This will be the first in a series of articles comparing the 2021 draft prospects to prior years and picking out the most similar comps with a clearly delineated and quantifiable method.
PFF data scientist Eric Eager has done tremendous work building college-to-pro projections, which are built off the robust college data we’ve collected since 2014 and have been applied to exercises like building an “Analytics” Mock. In this analysis, I will use some of our advanced stats for comparison but primarily rely on traditional stats to go back further to compare the 2021 prospects to draft classes going back to 2006.
Without the NFL Scouting Combine this season, the important measurables like weight and 40-yard dash will be reported through the various pro days.
View PFF's 2021 NFL Draft position rankings:
The comps below were derived from a two-step process. First, I converted all the most statistically relevant stats and measurables to percentiles based on the thousands of prospects who have entered the NFL since 2006 at each position.
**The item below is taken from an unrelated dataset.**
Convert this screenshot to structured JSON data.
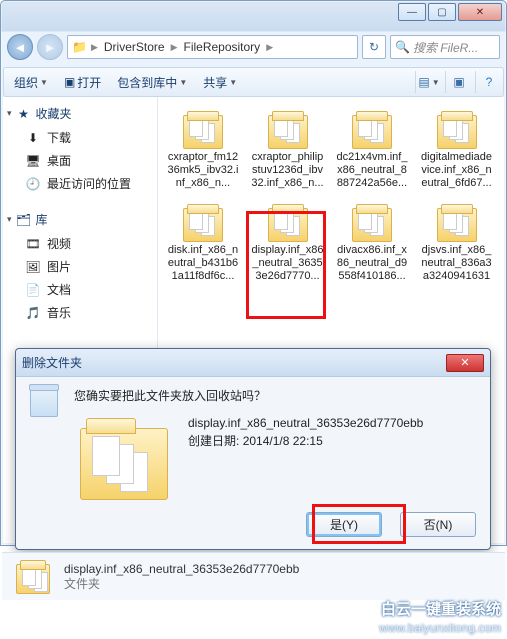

Then, I filtered the total universe of past prospects by those who had draft positions, weight and 40 times within a 10th percentile in either direction of LSU WR Ja'Marr Chase. For undrafted players, I assigned a numerical draft position of 300.
The rest of the matching features were transformed by principal component analysis (PCA). I found the closest statistically comparable players by the euclidean distance between the players' principle components, listed in the top 10 below.
The metrics for PCA are career market shares for receiving yards and receiving touchdowns, best-season market shares for receiving yards and touchdowns, yards per route run, and yards per reception.
For Chase's draft position, I’m using an estimate based on the mock data collected at GrindingTheMocks.com. For the weight and 40 time, I’m using the numbers from his pro day, with a 0.03-second penalty added to the 40 time to reflect the uncertainty of pro-day timed measurements.
Most comparable players
Chase has been the front-runner for first wide receiver drafted for more than the past year, and he didn’t do anything to dissuade NFL teams from making that a reality at his pro day. He ran a 4.38-second 40-yard dash (98th percentile) while weighing in at 201 pounds. He also posted a 41-inch vertical (96th), 13-foot broad jump (96th) and 3.98-second short shuttle (97th).
You could argue that the 6-foot Chase is a bit on the smaller side for a prototype top-10 pick, but that receiver archetype is less important in today’s NFL following the success of players such as Stefon Diggs.
Chase didn’t play like a smaller wide receiver in college, often looking like a man among boys as a sophomore.
Ja’Marr Chase vs Vanderbilt is NSFW
— PFF Draft (@PFF_College) April 5, 2021
Chase’s top comp is Odell Beckham Jr., a logical choice considering size, draft position and statistical profile. And because Chase opted out of the 2020 season, his stats are being compared to historical draft prospects who had one or two years longer to develop their games. Chase’s dominant 2019 season happened when he was a true sophomore and only 19 years old.